South Point banks on big draw with $30 million bowling center
The South Point is vying to be a bowling kingpin.
Company representatives announced Tuesday they would build a $30 million bowling arena to house a series of United States Bowling Congress events beginning in 2016. The hotel, Las Vegas Events and the Las Vegas Convention and Visitors Authority signed a 12-year agreement with the USBC to host events expected to draw 1 million people to the city over the life of the deal.
Within that 12 years, the USBC, the national governing body for the sport, will host seven championship events in Las Vegas.
The two-story arena will have the 60-lane bowling facility on the top floor and two additional horse facility arenas on the bottom to expand the hotel’s ability to host equestrian events.
Ryan Growney, general manager of the South Point, owned by longtime casino executive Michael Gaughan, said construction would begin next month and the site will face Interstate 15, just south of the property’s existing South Point Arena and Equestrian Center. It’ll be separate from the hotel’s existing 64-lane bowling facility, which currently hosts the Professional Bowlers Association’s World Series of Bowling.
The new facility will have the top bowling and scoring technology, a 25,000-square-foot tournament registration area, a bowlers’ squad room and locker rooms.
Las Vegas got a taste of what the Open Championships could do for the economy in 2009. In February that year, a portion of Cashman Center was converted to a bowling center and for 154 days, teams from across the country came to Las Vegas to compete.

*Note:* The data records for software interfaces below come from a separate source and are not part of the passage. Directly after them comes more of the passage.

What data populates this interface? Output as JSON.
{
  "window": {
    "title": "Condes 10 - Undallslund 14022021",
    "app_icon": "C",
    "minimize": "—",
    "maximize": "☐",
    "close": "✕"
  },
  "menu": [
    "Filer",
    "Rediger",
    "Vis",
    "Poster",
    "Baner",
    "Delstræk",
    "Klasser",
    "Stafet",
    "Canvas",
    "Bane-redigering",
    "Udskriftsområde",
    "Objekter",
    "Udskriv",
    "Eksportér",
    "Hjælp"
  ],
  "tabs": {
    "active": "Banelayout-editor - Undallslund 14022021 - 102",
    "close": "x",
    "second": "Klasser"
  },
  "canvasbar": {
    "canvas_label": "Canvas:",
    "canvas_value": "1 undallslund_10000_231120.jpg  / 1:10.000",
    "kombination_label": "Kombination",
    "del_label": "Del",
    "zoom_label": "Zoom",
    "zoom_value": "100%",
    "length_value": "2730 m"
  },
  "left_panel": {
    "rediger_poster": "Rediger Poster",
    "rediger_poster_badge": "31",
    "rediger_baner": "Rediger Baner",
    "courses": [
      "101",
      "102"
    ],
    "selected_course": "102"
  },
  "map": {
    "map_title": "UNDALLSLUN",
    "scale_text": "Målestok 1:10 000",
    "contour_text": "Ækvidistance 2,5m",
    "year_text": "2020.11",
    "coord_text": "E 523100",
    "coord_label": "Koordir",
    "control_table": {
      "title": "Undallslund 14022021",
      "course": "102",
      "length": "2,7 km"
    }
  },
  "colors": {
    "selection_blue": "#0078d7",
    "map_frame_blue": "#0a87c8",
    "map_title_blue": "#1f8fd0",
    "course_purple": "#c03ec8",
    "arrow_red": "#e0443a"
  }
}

During the competition, 17,200 teams bowled from 7 a.m. to 1 a.m. every day, bringing an estimated 292,750 people to the city. Tourism officials estimated the bowlers and their supporters stayed an average 4.3 days, producing a nongaming economic impact of $120 million.
Stu Upson, executive director of the USBC, said Southern Nevada is appealing to the organization’s 1.8 million members and generally, bowlers spend more time in the host city when the event is in Las Vegas. Upson said that when the competition is in other cities, bowlers average 3.5 days per stay.
Las Vegas Events, the LVCVA and the USBC considered approaching a local company about building a permanent facility for USBC events for months. They courted South Point, Boyd Gaming and Station Casinos with the proposal and Gaughan — who Growney called “the baron of bowling” — agreed to build the tournament facility.
The South Point won’t be able to accommodate the high number of bowlers that arrive for tournament events — roughly 300 competitors a session or 4,200 a week. Organizers said 27 percent of the attendees could stay at the hotel and the rest would be invited to Boyd and Station properties.
Growney said construction workers would first build the shell of the building, then develop two separate equestrian arenas with 500 seats in 90,000 square feet on the ground floor. The South Point already has the city’s top horse show facility and the two arenas will enable the property to expand its equestrian lineup.
Once the ground floor is completed, workers will build the second-floor bowling arena, installing state-of-the-art sound barriers. Growney said construction is expected to be completed by fall 2015, in time for some local bowling events prior to the start of the USBC schedule, which will include the USBC Women’s Championships in 2016, 2020 and 2022, and the USBC Open Championships in 2017, 2019, 2021 and 2023.
There will be more than 40 additional tournaments, conventions and short-duration events brought in during the agreement. Other events planned include the USBC Masters, USBC Queens, USBC Senior Masters and the USBC Team USA trials.